David Browne
February 28, 2000 AT 05:00 AM EST

MACHINA/the machines of God

Current Status
In Season
Metal, Rock

We gave it a C+

Intent on staving off obsolescence, the Smashing Pumpkins began signing autographs at record stores and playing surprise club dates before MACHINA/the machines of God was even released. This newly aggressive — or desperate — strategy is also evident on the album, which shelves the multi-textured forays into balladry and electronica of 1998’s ”Adore” in favor of a nearly nonstop barrage of buzz-saw guitars.

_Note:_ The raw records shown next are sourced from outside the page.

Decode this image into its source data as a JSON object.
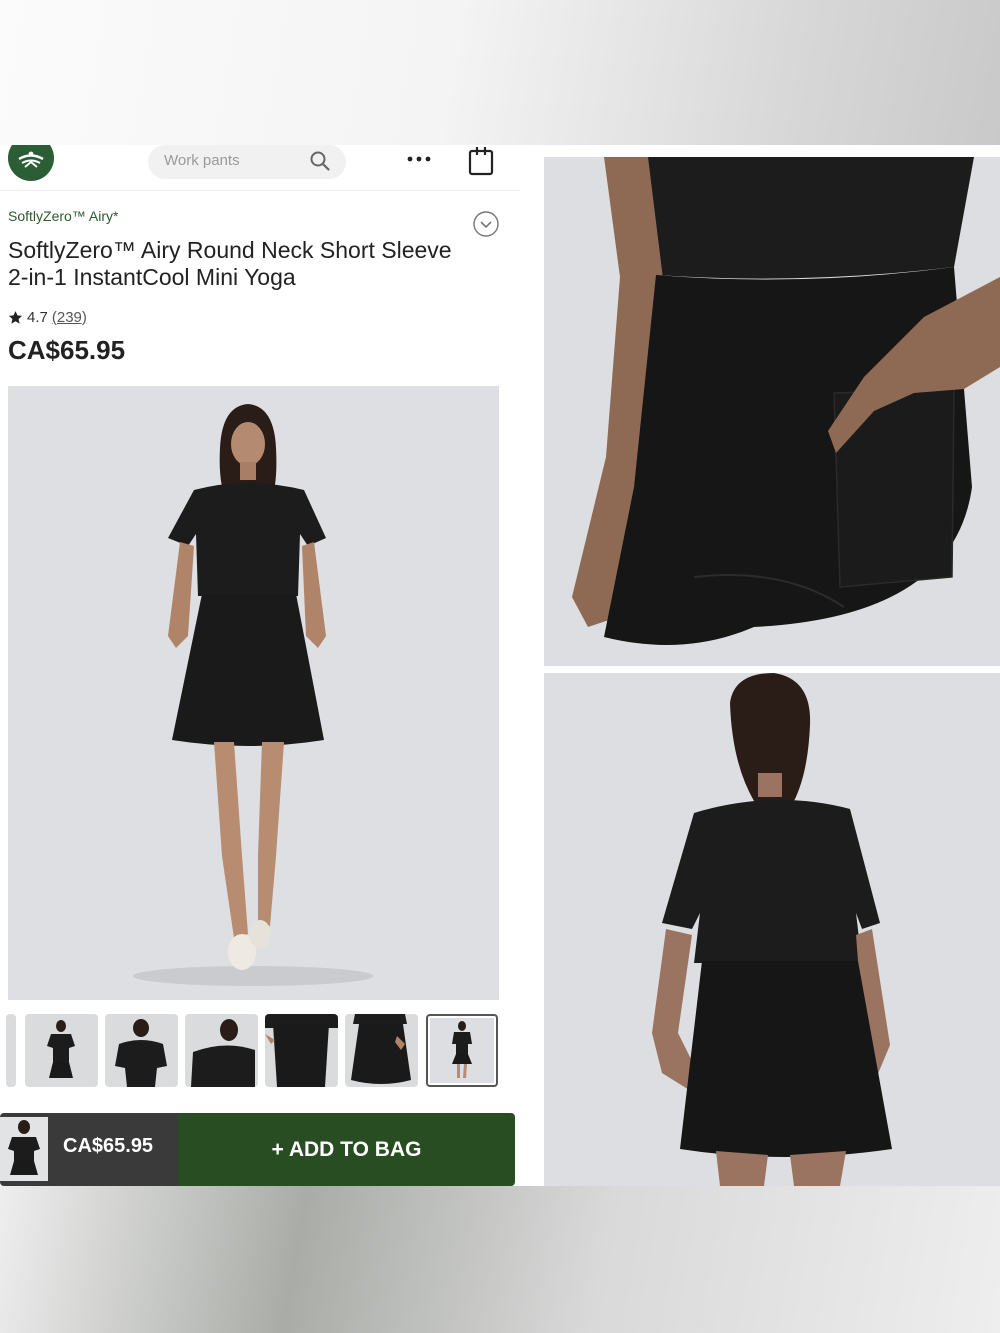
{
  "search": {
    "placeholder": "Work pants"
  },
  "product": {
    "brand": "SoftlyZero™ Airy*",
    "title": "SoftlyZero™ Airy Round Neck Short Sleeve 2-in-1 InstantCool Mini Yoga",
    "rating": "4.7",
    "review_count": "(239)",
    "price": "CA$65.95",
    "color": "black"
  },
  "gallery": {
    "thumbnail_count": 7,
    "selected_index": 6
  },
  "bottom_bar": {
    "price": "CA$65.95",
    "add_label": "+ ADD TO BAG"
  },
  "icons": {
    "logo": "brand-logo-icon",
    "search": "search-icon",
    "more": "more-horizontal-icon",
    "bag": "shopping-bag-icon",
    "collapse": "chevron-circle-icon",
    "rating": "star-icon"
  },
  "colors": {
    "brand_green": "#2c5e35",
    "add_button": "#284d22",
    "price_bar": "#3a3a3a"
  }
}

If the urgency to reestablish the Pumpkins isn’t obvious enough, auteur Billy Corgan makes it groaningly transparent in his lyrics: ”I’m not dead yet” goes the first line in the first song, followed on other tracks by repeated uses of living-dying metaphors and, in the unfortunately titled ”I of the Mourning,” the line ”I blow the dust off my guitars.”

The heavy-handedness is as bald as Corgan’s dome, and often just as unappetizing. Earlier Pumpkins snarl-fests had a ravaged grace, but these are a monochromatic bunch, and the album is more interminable than both brilliant discs of ”Mellon Collie and the Infinite Sadness” combined. Corgan wants us to forget ”Adore,” since it didn’t sell well, yet ”MACHINA”’s highlights are those in which the band (Corgan, James Iha, Jimmy Chamberlin, and Melissa Auf Der Maur) picks up where that unjustly chastised album left off, with back-from-rehab drummer Chamberlin adding a harder backbeat.

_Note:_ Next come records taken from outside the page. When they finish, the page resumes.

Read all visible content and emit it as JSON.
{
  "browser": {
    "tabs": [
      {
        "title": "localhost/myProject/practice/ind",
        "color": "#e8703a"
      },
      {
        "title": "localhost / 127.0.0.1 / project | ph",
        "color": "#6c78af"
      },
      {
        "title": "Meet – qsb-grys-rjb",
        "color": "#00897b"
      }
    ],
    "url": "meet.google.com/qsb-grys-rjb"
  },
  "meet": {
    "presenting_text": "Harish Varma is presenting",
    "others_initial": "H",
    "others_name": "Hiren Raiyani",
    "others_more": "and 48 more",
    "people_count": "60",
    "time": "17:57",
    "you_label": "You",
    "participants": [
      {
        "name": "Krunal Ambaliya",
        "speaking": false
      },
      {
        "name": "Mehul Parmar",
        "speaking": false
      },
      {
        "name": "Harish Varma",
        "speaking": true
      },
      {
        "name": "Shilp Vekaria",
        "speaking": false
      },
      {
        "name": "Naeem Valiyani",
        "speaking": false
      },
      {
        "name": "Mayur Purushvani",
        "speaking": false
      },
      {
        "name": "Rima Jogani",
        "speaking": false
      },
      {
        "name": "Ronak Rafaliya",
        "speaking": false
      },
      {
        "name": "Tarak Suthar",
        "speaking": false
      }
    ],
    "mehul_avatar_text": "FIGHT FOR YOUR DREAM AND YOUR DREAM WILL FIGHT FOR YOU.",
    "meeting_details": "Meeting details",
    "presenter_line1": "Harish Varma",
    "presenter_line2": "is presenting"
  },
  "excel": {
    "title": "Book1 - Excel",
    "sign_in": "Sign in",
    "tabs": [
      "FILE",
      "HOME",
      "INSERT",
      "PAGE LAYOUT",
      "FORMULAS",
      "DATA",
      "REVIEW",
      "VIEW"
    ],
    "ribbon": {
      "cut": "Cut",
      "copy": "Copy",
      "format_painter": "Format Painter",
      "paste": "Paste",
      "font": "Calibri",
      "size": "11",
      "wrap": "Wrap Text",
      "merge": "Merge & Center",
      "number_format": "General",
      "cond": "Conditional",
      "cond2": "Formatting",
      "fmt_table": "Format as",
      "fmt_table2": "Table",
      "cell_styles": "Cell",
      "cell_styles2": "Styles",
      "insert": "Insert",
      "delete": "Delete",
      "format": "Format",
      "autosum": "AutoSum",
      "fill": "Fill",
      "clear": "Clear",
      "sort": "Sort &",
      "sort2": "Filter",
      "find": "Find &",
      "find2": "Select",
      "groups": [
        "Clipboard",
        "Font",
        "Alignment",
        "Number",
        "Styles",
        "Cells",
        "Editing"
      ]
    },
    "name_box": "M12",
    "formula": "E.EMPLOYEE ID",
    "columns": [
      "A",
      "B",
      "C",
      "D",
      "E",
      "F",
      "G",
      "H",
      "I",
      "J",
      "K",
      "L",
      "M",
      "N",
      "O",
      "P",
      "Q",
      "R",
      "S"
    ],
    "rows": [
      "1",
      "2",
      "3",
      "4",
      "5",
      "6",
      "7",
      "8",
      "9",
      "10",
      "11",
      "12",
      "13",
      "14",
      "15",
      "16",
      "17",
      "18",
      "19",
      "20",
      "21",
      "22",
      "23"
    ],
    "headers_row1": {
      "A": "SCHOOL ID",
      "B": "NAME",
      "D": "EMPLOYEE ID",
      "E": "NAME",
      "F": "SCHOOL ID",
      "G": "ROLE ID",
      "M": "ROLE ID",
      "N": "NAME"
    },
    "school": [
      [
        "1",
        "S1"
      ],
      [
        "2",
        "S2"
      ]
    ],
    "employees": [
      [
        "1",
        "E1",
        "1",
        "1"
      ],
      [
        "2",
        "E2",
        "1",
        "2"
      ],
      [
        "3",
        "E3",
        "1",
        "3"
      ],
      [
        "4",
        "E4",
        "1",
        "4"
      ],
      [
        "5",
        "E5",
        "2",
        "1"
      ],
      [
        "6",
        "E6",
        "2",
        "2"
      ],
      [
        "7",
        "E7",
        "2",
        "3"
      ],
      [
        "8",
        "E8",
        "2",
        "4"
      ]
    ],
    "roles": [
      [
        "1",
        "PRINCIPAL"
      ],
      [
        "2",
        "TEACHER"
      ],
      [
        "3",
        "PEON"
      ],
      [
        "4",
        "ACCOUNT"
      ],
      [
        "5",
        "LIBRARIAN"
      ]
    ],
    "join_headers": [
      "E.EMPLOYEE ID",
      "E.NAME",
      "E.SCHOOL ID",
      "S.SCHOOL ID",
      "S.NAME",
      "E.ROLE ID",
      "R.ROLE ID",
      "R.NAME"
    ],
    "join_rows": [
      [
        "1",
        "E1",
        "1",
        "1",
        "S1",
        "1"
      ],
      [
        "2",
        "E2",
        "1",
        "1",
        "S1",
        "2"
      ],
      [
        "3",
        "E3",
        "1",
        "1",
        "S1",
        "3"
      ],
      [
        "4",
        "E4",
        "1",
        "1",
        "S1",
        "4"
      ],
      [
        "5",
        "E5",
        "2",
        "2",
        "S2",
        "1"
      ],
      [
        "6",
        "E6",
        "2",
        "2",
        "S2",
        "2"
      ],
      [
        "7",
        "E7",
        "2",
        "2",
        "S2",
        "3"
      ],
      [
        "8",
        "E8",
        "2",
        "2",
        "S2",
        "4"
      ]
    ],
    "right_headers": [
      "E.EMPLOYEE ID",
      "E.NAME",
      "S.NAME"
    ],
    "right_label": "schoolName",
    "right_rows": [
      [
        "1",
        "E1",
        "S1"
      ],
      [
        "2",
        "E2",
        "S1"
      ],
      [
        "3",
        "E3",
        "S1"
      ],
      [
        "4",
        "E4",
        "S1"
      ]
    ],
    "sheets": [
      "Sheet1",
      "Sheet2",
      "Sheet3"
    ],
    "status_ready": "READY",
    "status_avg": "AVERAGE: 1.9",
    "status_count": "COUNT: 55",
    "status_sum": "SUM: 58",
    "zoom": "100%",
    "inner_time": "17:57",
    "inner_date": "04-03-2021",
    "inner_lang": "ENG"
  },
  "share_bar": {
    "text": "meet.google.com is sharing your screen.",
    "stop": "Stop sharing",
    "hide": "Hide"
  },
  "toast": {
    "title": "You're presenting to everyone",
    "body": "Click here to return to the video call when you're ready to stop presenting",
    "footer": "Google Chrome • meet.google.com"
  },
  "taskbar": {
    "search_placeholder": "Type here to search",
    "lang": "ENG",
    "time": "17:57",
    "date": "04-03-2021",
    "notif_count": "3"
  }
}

”The Sacred and Profane” and ”Try, Try, Try” find Corgan again balancing beauty and ballast. But the more he tries to convince himself that the band still matters because they can ”rock,” the deeper in Corgan digs himself (”Heavy Metal Machine,” which amounts to Kiss for eggheads, is a prime example). He’s still a rat in a cage; this time, though, it’s of his own design.

You May Like